On Dec. 31, 2019, as people across the world were gearing up to welcome a new decade, a pneumonia of unknown cause was reported in the city of Wuhan in Hubei province, China. On Jan. 13, the first case of coronavirus was reported outside China in Thailand. Since then, the COVID-19 coronavirus has crossed international borders and has spread to all continents except Antarctica. As I write this, more than 215,000 people worldwide have been confirmed to have this virus and, for about 9,000 of them, it has been fatal.
The socioeconomic and emotional implications as a result of the coronavirus pandemic continue to manifest each passing day. On March 13, the city of Santa Clarita issued an emergency declaration to suspend all nonessential city services and close city facilities. As of today, most colleges, schools, bars, pubs and offices are closed across the country. People who have the option to work from home are doing that. Universities and colleges have started online studies.
Elected officials and their health and safety offices have been advising appropriate precautions and measures to the public as to what must be done as the number of cases continues to increase exponentially. Countries across the world continue to enact travel restrictions and limitations, and close schools, religious institutes, shops and businesses, and lock down their borders.
For my friends and neighbors in the city of Santa Clarita, it is imperative that we continue to work together to flatten the “pandemic curve.” This can be done through the practice of social distancing, which will slow down the spread of virus and thus slow the number of people being infected exponentially, which can easily overburden the health institutions. This will give enough time to our hospitals to manage the patients of all ages in the best possible manner and thus hopefully getting the best treatment results.
Please follow the instructions issued by health officials, including our own Los Angeles County Department of Public Health.
1. Please wash your hands often with soap and water for at least 20 seconds.

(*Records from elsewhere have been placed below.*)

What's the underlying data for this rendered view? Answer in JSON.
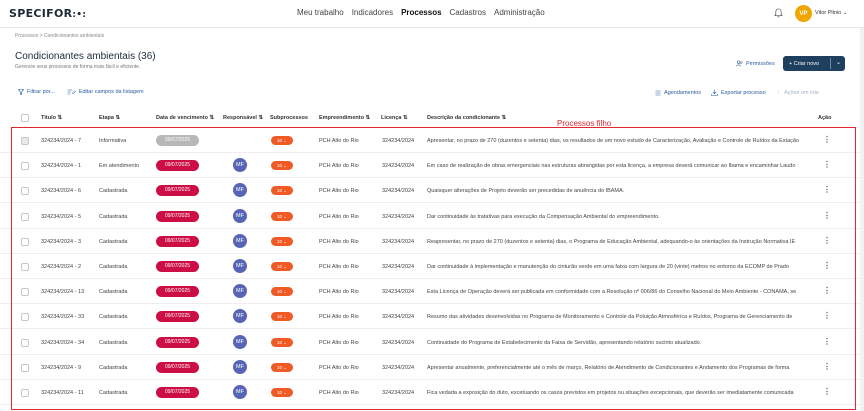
{
  "app": {
    "logo": "SPECIFOR",
    "logo_mark": ":•:"
  },
  "nav": [
    "Meu trabalho",
    "Indicadores",
    "Processos",
    "Cadastros",
    "Administração"
  ],
  "nav_active": "Processos",
  "user": {
    "initials": "VP",
    "name": "Vitor Plinio ⌄"
  },
  "breadcrumb": "Processos  >  Condicionantes ambientais",
  "page": {
    "title": "Condicionantes ambientais (36)",
    "subtitle": "Gerencie seus processos de forma mais fácil e eficiente.",
    "permissions_label": "Permissões",
    "new_label": "+  Criar novo",
    "new_caret": "⌄"
  },
  "toolbar": {
    "filter_label": "Filtrar por...",
    "edit_fields_label": "Editar campos da listagem",
    "schedules_label": "Agendamentos",
    "export_label": "Exportar processo",
    "batch_label": "Ações em lote"
  },
  "columns": {
    "titulo": "Título ⇅",
    "etapa": "Etapa ⇅",
    "vencimento": "Data de vencimento ⇅",
    "responsavel": "Responsável ⇅",
    "subprocessos": "Subprocessos",
    "empreendimento": "Empreendimento ⇅",
    "licenca": "Licença ⇅",
    "descricao": "Descrição da condicionante ⇅",
    "acao": "Ação"
  },
  "annotation": "Processos filho",
  "rows": [
    {
      "titulo": "324234/2024 - 7",
      "etapa": "Informativa",
      "vencimento": "09/07/2025",
      "responsavel": "",
      "sub": "10 ⌄",
      "emp": "PCH Alto do Rio",
      "lic": "324234/2024",
      "desc": "Apresentar, no prazo de 270 (duzentos e setenta) dias, os resultados de um novo estudo de Caracterização, Avaliação e Controle de Ruídos da Estação"
    },
    {
      "titulo": "324234/2024 - 1",
      "etapa": "Em atendimento",
      "vencimento": "09/07/2025",
      "responsavel": "MF",
      "sub": "10 ⌄",
      "emp": "PCH Alto do Rio",
      "lic": "324234/2024",
      "desc": "Em caso de realização de obras emergenciais nas estruturas abrangidas por esta licença, a empresa deverá comunicar ao Ibama e encaminhar Laudo"
    },
    {
      "titulo": "324234/2024 - 6",
      "etapa": "Cadastrada",
      "vencimento": "09/07/2025",
      "responsavel": "MF",
      "sub": "10 ⌄",
      "emp": "PCH Alto do Rio",
      "lic": "324234/2024",
      "desc": "Quaisquer alterações de Projeto deverão ser precedidas de anuência do IBAMA."
    },
    {
      "titulo": "324234/2024 - 5",
      "etapa": "Cadastrada",
      "vencimento": "09/07/2025",
      "responsavel": "MF",
      "sub": "10 ⌄",
      "emp": "PCH Alto do Rio",
      "lic": "324234/2024",
      "desc": "Dar continuidade às tratativas para execução da Compensação Ambiental do empreendimento."
    },
    {
      "titulo": "324234/2024 - 3",
      "etapa": "Cadastrada",
      "vencimento": "09/07/2025",
      "responsavel": "MF",
      "sub": "10 ⌄",
      "emp": "PCH Alto do Rio",
      "lic": "324234/2024",
      "desc": "Reapresentar, no prazo de 270 (duzentos e setenta) dias, o Programa de Educação Ambiental, adequando-o às orientações da Instrução Normativa IE"
    },
    {
      "titulo": "324234/2024 - 2",
      "etapa": "Cadastrada",
      "vencimento": "09/07/2025",
      "responsavel": "MF",
      "sub": "10 ⌄",
      "emp": "PCH Alto do Rio",
      "lic": "324234/2024",
      "desc": "Dar continuidade à implementação e manutenção do cinturão verde em uma faixa com largura de 20 (vinte) metros no entorno da ECOMP de Prado"
    },
    {
      "titulo": "324234/2024 - 13",
      "etapa": "Cadastrada",
      "vencimento": "09/07/2025",
      "responsavel": "MF",
      "sub": "10 ⌄",
      "emp": "PCH Alto do Rio",
      "lic": "324234/2024",
      "desc": "Esta Licença de Operação deverá ser publicada em conformidade com a Resolução nº 006/86 do Conselho Nacional do Meio Ambiente - CONAMA, se"
    },
    {
      "titulo": "324234/2024 - 33",
      "etapa": "Cadastrada",
      "vencimento": "09/07/2025",
      "responsavel": "MF",
      "sub": "10 ⌄",
      "emp": "PCH Alto do Rio",
      "lic": "324234/2024",
      "desc": "Resumo das atividades desenvolvidas no Programa de Monitoramento e Controle da Poluição Atmosférica e Ruídos, Programa de Gerenciamento de"
    },
    {
      "titulo": "324234/2024 - 34",
      "etapa": "Cadastrada",
      "vencimento": "09/07/2025",
      "responsavel": "MF",
      "sub": "10 ⌄",
      "emp": "PCH Alto do Rio",
      "lic": "324234/2024",
      "desc": "Continuidade do Programa de Estabelecimento da Faixa de Servidão, apresentando relatório sucinto atualizado."
    },
    {
      "titulo": "324234/2024 - 9",
      "etapa": "Cadastrada",
      "vencimento": "09/07/2025",
      "responsavel": "MF",
      "sub": "10 ⌄",
      "emp": "PCH Alto do Rio",
      "lic": "324234/2024",
      "desc": "Apresentar anualmente, preferencialmente até o mês de março, Relatório de Atendimento de Condicionantes e Andamento dos Programas de forma"
    },
    {
      "titulo": "324234/2024 - 11",
      "etapa": "Cadastrada",
      "vencimento": "09/07/2025",
      "responsavel": "MF",
      "sub": "10 ⌄",
      "emp": "PCH Alto do Rio",
      "lic": "324234/2024",
      "desc": "Fica vedada a exposição do duto, excetuando os casos previstos em projetos ou situações excepcionais, que deverão ser imediatamente comunicada"
    }
  ],
  "colors": {
    "date_red": "#cc0e45",
    "date_grey": "#b7b7b7",
    "badge_orange": "#f05a24",
    "avatar_blue": "#5865b7",
    "primary": "#1f3f5e",
    "annotation_red": "#e0262f"
  }
}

2. Use hand sanitizer consisting of at least 60% alcohol if soap is not available.
3. Clean surfaces and items that we use commonly with disinfectants (this can include steering wheels, smartphones, TV remotes, refrigerator doors, door knobs, etc).
If you are having symptoms of fever, cough and difficulty breathing, contact your health provider and follow their advice. Another great resource is www.cdc.gov.
Friends, the situation is unprecedented and challenging to say the least, but with challenges, there is always an opportunity to figure out the solutions. “Social distancing” does not mean social withdrawal. This is an opportunity to spend a lot of time with your children, do interesting projects with them, watch their favorite movies, and try out some new recipes. This might be a good time to catch up with old friends on the phone, video chatting, listening to your favorite movies or shows and reading that book that you always wanted to.
We are a resilient community and country and have overcome worse situations We should all remain cautious but not panic. Maintaining and elevating our immunity is very important and stress and panic are certainly not friends of our immune system.
We are all in this together! This city came together four months ago out of compassion for one another following the tragedy at Saugus High School. As we face this pandemic together, I am sure we will continue to stay strong by putting aside our differences and help each other.
Stay strong, stay humble, wash your hands and maintain social distancing, my friends!
Dr. Aakash Ahuja